A defendant in the racially-charged Jena 6 case in Louisiana has been arrested for assault after an altercation at the suburban Dallas high school he is now attending, potentially complicating his legal defense in Jena and dispiriting some of his supporters.
Bryant Purvis, 19, was arrested Wednesday in Carrollton, Texas, and charged with misdemeanor assault after an incident with another student at Hebron High School, Carrollton police said. Purvis was released in lieu of $1,000 bond on Thursday and suspended for three days from the school, where he enrolled as a senior after moving to the area to live with a relative.
Purvis' attorney, Darrell Hickman, characterized the assault as a "minor shoving incident" and said it involved a student whom Purvis believed had vandalized his car a few days before. A police affidavit accompanying an arrest warrant alleged that Purvis choked the student and pushed his head into a bench, injuring the victim's eye.
The new arrest could complicate ongoing plea bargain negotiations over the Jena case with LaSalle Parish District Attorney Reed Walters, Hickman said. Purvis is one of six black defendants Walters initially charged with attempted murder for beating a white student at Jena High School in December 2006, in a fight that capped months of racial tensions in the town.
The charges were reduced to aggravated second-degree battery after the Jena case drew criticism from national civil rights leaders, who contended that the justice system in the small town was biased against blacks. More than 20,000 demonstrators marched through Jena last September in support of the Jena 6 defendants and their case was one of several last year that launched what activists regarded as a new civil rights movement.
The first Jena defendant to face trial, Mychal Bell, pleaded guilty in December to a juvenile charge of second-degree battery and received a sentence of 18 months in juvenile detention. Purvis' case is set for trial in late March.

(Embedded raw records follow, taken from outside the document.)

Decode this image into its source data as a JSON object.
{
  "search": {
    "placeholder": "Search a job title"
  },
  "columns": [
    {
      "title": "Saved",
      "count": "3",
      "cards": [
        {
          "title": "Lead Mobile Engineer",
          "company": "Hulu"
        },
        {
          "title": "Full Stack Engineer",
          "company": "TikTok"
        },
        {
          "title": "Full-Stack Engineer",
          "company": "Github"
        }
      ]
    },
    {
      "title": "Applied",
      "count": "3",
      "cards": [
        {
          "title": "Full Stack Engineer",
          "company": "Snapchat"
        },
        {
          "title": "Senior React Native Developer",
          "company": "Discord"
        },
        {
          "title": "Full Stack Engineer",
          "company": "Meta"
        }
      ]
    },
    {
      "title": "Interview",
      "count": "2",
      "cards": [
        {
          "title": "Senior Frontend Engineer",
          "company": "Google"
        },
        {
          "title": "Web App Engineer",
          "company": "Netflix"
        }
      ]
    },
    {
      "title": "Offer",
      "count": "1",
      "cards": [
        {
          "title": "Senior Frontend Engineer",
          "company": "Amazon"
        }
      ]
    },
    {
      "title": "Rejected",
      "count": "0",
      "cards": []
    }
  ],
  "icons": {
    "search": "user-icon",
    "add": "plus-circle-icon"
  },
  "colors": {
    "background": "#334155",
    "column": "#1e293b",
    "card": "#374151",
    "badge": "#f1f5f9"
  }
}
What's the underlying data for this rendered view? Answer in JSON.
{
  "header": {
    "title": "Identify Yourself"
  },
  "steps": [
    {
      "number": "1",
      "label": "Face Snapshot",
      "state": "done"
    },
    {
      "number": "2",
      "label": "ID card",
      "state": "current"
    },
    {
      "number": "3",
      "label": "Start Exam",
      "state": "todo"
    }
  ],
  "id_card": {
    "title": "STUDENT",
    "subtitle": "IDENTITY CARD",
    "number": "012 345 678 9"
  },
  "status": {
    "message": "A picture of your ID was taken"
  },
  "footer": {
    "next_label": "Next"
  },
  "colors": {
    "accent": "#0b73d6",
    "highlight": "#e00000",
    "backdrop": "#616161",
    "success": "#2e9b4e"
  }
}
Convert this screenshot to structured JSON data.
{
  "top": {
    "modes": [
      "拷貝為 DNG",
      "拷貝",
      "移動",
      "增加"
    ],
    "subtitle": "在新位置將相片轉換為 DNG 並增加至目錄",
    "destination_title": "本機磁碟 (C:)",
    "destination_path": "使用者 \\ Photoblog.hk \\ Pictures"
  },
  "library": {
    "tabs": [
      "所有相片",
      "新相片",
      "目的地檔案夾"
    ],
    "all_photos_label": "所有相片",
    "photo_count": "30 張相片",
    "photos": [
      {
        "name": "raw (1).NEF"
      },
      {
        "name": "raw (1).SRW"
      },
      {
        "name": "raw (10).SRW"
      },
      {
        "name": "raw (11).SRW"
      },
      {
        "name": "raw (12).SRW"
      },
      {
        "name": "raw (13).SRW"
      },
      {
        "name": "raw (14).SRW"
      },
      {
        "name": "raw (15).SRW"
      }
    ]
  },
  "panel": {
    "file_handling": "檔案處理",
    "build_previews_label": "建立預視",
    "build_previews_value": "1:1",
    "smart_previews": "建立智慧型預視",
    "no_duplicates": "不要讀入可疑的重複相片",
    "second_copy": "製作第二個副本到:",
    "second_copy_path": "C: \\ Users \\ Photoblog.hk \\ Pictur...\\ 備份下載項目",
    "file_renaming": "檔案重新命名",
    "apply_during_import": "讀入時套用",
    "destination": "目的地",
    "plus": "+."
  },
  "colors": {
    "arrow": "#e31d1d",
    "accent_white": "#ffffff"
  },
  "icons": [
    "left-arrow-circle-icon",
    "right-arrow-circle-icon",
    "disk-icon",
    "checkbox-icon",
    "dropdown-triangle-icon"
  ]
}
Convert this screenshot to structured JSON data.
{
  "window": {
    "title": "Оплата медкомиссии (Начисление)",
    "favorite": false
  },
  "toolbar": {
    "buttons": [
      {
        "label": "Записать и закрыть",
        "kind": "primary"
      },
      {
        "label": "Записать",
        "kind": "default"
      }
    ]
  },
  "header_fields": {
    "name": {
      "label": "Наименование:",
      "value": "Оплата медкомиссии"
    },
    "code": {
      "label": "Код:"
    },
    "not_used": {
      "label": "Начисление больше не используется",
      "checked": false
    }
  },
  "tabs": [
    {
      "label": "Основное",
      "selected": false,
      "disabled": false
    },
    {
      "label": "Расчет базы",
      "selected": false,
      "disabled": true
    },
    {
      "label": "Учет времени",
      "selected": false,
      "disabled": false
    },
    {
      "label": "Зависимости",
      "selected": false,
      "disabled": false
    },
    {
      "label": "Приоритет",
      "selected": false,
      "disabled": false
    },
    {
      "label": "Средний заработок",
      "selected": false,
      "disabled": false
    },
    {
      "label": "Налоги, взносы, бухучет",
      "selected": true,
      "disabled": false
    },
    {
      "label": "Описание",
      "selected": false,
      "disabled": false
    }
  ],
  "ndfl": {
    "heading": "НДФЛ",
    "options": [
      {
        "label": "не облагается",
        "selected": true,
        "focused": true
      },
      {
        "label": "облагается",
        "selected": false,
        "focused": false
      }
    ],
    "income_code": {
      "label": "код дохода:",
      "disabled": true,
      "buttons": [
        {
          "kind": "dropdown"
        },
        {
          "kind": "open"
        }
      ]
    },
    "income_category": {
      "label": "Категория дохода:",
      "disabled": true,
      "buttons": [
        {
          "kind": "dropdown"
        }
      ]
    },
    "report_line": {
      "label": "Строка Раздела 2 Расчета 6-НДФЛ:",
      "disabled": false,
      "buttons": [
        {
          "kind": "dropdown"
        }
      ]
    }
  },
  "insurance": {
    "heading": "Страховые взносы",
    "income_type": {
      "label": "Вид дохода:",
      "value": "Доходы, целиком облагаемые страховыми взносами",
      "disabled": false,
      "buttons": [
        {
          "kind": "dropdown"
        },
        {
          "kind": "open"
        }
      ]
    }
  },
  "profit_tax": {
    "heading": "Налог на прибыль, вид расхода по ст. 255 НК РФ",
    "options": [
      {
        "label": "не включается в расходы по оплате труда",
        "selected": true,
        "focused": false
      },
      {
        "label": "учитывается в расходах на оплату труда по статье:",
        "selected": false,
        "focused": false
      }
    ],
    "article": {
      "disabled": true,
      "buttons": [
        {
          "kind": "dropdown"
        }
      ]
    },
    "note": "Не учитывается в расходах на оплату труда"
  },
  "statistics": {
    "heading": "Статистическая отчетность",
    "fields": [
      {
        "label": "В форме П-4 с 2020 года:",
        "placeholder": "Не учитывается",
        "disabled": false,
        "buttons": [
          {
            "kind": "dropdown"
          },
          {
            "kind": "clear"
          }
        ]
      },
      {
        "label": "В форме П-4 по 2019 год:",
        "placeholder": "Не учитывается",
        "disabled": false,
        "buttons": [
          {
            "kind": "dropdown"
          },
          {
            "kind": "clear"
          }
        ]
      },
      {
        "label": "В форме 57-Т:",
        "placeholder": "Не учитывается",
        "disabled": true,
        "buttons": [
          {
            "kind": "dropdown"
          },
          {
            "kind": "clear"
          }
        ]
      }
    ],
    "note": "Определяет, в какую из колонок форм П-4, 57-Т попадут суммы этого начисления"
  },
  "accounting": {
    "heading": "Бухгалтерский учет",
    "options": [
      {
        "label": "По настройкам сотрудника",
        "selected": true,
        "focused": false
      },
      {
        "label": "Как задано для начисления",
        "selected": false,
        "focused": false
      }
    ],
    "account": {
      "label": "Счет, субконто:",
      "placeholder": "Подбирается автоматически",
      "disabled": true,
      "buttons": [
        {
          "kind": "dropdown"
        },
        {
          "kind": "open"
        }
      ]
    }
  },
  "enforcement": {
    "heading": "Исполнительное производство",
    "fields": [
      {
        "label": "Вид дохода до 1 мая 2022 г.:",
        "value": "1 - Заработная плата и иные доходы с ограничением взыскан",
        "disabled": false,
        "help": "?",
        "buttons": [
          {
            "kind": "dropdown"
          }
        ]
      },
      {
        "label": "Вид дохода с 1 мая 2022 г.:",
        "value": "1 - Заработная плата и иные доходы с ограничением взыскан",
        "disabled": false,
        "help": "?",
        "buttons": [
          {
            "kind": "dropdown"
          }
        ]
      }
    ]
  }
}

The Texas arrest "doesn't help his case in Jena, that's obvious," Hickman said. "From what [Purvis] told me, I can understand him losing his temper. We all lose our temper every now and then. But we're in the process of negotiations with Reed Walters. And what we've been asking for, probably Reed will be less inclined to give it to me now."
Purvis' arrest is the latest in a series public embarrassments for the Jena defendants, who last summer attracted the sympathies of more than 300,000 petition signers and donations of more than $500,000 to their legal defense fund.
Purvis and another Jena defendant, Carwin Jones, posed like rap stars at the Black Entertainment Television Hip Hop Awards in October, where they presented a music award and received an ovation from the audience. Jena defendant Robert Bailey Jr. posted pictures of himself on a Myspace page with a wad of $100 bills stuffed in his mouth. And questions arose over the accounting for some of the donated legal funds controlled by the Jena 6 families after they declined to say how they were spending the money.
Nevertheless, the Jena case remains important, said Mervyn Marcano, spokesman for Color of Change, an Internet-based civil rights group of nearly 400,000 members that raised more than $200,000 for the Jena defendants.
"It's sort of a pop culture touchstone of 2007 for a lot of black people," Marcano said, adding that he hoped that Purvis' latest arrest would not detract from the larger issues of equal justice raised by the Jena case.
"These kids are still juveniles, so I'm not surprised that they will get into scuffles and things of that nature," Marcano said. "These kids are not supposed to be angels. They are supposed to have equal access to fair treatment from the criminal justice system, and they will continue to be teenagers while we continue to fight for that."